What to work on:
From the listing below, count the lines where the string "MyDrive" occurs. Give the number, with no other words.

Input records:
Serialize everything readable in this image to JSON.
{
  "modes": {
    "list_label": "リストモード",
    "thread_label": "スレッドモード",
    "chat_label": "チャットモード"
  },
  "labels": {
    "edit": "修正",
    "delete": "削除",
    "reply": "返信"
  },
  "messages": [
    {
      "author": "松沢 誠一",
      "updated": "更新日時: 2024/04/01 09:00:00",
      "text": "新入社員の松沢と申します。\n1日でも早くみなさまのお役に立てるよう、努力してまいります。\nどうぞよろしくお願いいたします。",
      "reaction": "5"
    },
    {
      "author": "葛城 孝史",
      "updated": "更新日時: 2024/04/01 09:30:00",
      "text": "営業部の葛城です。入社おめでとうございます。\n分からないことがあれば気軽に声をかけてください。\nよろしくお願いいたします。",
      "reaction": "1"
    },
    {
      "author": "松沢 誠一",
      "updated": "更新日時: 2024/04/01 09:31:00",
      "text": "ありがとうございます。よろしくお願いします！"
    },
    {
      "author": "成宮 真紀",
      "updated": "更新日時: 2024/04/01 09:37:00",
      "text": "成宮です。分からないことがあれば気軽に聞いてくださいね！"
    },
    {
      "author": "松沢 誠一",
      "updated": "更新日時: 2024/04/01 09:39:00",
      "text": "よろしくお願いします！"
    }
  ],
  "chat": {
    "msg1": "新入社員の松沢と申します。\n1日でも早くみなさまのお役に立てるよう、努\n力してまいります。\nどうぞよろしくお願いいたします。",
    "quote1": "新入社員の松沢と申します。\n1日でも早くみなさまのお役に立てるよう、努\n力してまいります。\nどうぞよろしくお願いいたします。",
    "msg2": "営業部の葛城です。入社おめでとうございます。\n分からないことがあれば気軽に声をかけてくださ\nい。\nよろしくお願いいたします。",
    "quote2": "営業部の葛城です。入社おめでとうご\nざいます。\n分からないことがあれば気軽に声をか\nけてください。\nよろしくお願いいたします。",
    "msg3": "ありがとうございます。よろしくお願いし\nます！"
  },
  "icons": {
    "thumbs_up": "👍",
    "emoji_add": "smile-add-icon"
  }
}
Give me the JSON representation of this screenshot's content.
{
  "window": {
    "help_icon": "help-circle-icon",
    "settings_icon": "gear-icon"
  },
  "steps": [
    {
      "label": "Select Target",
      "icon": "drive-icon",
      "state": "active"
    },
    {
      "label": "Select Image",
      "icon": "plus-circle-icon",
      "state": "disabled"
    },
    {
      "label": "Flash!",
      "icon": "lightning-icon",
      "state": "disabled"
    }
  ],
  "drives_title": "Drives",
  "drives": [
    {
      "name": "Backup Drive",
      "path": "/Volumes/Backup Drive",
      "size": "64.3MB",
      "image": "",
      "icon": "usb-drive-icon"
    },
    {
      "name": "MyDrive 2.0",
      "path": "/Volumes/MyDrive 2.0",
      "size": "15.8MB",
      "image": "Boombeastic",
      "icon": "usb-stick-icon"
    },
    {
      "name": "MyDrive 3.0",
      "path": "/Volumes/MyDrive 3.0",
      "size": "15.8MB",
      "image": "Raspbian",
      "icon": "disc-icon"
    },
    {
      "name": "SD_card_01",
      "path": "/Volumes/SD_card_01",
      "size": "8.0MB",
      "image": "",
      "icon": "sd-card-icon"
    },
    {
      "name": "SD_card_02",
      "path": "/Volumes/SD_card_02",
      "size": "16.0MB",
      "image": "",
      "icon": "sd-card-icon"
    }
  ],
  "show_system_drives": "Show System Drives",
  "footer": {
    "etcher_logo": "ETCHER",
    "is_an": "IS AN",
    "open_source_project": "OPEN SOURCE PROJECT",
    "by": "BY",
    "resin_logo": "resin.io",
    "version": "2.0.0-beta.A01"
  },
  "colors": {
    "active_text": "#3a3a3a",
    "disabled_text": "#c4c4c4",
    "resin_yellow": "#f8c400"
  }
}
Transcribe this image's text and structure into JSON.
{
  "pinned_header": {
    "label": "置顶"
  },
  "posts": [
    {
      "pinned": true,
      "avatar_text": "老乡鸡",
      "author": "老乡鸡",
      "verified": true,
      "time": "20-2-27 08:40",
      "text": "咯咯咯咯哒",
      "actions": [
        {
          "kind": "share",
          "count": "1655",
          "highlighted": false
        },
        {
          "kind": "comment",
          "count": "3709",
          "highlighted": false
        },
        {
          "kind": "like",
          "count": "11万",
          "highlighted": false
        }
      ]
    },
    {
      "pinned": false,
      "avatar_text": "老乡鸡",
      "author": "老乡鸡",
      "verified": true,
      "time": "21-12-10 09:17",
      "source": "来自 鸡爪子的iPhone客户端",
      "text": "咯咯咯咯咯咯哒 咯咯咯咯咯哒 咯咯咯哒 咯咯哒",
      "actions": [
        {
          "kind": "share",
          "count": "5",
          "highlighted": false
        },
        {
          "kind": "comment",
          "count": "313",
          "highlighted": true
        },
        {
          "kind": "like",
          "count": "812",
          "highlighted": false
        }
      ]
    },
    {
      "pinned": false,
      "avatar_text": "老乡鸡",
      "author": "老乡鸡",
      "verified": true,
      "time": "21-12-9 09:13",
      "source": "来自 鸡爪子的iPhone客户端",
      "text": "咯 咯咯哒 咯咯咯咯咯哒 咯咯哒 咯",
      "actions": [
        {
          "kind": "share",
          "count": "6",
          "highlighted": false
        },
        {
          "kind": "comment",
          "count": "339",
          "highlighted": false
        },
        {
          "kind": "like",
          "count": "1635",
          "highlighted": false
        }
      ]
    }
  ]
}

Response area:
4